Filter the entries below down to the lines that hold "août".

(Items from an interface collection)
• • • • •

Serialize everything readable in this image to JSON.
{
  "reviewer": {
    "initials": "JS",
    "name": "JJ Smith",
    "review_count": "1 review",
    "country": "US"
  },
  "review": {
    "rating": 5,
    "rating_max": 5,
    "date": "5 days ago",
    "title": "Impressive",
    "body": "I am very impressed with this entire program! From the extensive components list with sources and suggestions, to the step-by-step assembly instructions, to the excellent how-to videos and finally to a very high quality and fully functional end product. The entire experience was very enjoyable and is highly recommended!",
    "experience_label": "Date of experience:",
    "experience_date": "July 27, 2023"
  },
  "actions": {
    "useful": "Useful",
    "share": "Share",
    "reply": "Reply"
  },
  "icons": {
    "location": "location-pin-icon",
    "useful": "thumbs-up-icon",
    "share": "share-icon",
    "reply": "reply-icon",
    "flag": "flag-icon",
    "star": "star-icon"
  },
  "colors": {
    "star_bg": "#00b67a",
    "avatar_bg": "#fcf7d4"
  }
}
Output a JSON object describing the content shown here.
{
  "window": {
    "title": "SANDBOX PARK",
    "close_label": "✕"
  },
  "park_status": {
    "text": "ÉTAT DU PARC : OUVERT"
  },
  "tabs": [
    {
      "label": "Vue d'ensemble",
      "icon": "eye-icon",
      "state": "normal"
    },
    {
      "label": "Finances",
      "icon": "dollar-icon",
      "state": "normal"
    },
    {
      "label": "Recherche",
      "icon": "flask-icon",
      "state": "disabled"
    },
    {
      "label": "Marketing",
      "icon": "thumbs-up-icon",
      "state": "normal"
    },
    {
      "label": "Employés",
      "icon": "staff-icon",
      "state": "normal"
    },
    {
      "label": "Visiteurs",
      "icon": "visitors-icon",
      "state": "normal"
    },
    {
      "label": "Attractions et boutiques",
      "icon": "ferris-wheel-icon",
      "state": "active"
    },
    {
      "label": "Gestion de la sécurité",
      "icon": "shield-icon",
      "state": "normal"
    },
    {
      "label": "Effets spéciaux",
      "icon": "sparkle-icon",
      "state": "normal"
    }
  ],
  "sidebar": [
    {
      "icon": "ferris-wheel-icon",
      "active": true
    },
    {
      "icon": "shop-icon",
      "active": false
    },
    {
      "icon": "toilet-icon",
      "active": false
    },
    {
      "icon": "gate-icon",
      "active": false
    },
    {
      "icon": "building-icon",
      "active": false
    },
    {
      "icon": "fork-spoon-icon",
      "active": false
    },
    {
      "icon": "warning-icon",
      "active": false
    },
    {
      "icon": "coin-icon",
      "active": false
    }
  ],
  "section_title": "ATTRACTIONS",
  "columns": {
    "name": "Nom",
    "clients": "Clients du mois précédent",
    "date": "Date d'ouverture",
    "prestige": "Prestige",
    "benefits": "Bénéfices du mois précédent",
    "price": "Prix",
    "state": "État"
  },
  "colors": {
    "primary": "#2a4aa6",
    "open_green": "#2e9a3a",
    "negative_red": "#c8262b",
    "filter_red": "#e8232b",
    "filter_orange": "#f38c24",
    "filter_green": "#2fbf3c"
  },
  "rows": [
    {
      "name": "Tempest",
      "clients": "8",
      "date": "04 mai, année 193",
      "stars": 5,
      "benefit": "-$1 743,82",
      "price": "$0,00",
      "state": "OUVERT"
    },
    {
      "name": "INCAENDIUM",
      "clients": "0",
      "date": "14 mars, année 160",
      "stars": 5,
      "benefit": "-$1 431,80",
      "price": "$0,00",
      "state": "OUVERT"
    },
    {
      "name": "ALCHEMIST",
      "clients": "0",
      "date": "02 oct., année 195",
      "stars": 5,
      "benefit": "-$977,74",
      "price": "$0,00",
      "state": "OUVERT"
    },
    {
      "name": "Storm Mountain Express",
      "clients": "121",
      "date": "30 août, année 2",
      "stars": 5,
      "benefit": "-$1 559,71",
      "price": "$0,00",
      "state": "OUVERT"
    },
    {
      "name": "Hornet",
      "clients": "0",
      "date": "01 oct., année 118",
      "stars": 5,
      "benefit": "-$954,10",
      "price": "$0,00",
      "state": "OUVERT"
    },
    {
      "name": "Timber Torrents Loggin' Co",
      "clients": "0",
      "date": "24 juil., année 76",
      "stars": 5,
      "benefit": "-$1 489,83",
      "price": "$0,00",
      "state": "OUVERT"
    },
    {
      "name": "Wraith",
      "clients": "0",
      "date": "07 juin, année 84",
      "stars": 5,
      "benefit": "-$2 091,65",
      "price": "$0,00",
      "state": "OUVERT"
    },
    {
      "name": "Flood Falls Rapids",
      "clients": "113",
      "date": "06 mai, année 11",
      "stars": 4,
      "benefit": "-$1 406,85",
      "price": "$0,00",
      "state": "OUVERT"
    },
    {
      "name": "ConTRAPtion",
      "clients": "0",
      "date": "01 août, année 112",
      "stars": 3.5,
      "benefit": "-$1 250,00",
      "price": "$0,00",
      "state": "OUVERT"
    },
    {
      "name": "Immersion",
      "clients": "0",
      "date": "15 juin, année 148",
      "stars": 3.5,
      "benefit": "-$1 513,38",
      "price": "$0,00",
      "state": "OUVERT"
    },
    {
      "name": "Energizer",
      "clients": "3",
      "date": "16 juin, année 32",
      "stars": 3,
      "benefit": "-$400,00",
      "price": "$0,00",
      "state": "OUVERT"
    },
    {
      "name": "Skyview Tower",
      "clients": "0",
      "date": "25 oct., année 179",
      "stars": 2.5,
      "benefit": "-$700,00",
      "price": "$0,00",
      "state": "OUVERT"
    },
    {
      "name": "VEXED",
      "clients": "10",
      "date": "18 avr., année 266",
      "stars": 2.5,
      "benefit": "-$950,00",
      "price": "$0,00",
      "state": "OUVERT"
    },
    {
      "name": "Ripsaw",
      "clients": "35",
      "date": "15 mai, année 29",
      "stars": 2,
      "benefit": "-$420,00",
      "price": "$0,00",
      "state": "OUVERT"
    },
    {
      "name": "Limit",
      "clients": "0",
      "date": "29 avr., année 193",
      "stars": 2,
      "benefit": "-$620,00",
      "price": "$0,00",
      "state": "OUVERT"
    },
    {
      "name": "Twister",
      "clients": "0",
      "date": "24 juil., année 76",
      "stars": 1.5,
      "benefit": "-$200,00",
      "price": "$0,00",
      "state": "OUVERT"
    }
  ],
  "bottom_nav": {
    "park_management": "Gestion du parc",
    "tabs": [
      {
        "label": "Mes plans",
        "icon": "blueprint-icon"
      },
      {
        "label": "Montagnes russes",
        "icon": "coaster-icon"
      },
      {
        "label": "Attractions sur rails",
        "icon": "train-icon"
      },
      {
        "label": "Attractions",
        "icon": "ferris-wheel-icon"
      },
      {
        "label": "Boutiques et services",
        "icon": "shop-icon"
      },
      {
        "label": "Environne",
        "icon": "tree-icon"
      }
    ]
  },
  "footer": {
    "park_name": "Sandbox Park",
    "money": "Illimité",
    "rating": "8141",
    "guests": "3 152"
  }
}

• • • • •

### [SOLUTION BELOW]
      "date": "30 août, année 2",
      "date": "01 août, année 112",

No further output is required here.